In the prologue to this second instalment of Peter Jackson’s sweeping Tolkien trilogy, the director makes a brief cameo, wandering through night-time streets on the borders of the Shire.
It’s a fleeting glimpse - a rare moment of brevity that, sadly, eludes the rest of this over-bloated epic.
Admittedly, there is a greater sense of urgency to The Desolation Of Smaug than its prequel, by virtue of a time limit imposed on the characters reaching the Lonely Mountain before the last light of autumn to locate a secret door that leads into the dragon’s lair.
But that doesn’t stop Jackson and his co-writers from padding the script, introducing a gung-ho female elf, who doesn’t appear in the book, in order to establish a dwarf-elf-elf love triangle that will presumably be resolved in next year’s final chapter.

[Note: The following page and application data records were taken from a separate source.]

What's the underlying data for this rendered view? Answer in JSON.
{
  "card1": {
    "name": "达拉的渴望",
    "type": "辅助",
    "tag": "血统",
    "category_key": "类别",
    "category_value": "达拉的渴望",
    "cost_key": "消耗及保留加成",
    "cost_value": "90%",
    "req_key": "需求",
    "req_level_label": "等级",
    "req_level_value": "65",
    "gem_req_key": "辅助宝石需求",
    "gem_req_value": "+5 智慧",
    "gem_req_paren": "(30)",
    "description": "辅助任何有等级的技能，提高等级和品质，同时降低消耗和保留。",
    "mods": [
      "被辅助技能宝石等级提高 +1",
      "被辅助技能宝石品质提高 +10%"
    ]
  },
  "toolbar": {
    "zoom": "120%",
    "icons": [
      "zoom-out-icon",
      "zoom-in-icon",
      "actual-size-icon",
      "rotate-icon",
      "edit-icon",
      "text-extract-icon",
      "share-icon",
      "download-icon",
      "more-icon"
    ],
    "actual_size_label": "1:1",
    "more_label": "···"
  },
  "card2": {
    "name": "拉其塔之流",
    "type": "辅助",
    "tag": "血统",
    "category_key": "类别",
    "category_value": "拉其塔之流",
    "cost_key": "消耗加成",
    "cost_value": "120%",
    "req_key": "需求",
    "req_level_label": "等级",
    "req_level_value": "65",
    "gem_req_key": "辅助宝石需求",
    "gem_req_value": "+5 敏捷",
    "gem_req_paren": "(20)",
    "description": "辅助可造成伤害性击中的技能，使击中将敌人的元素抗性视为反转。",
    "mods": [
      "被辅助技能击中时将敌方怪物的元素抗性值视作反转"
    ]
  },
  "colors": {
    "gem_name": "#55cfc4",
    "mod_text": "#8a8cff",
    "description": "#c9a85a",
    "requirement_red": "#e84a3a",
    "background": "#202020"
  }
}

Legolas (Orlando Bloom) also becomes embroiled in various skirmishes here, even though he doesn’t appear in Tolkien’s source text.
The treading of narrative water is particularly noticeable during the climax when Bilbo (Martin Freeman) comes face to snout with the eponymous dragon (voiced by Benedict Cumberbatch).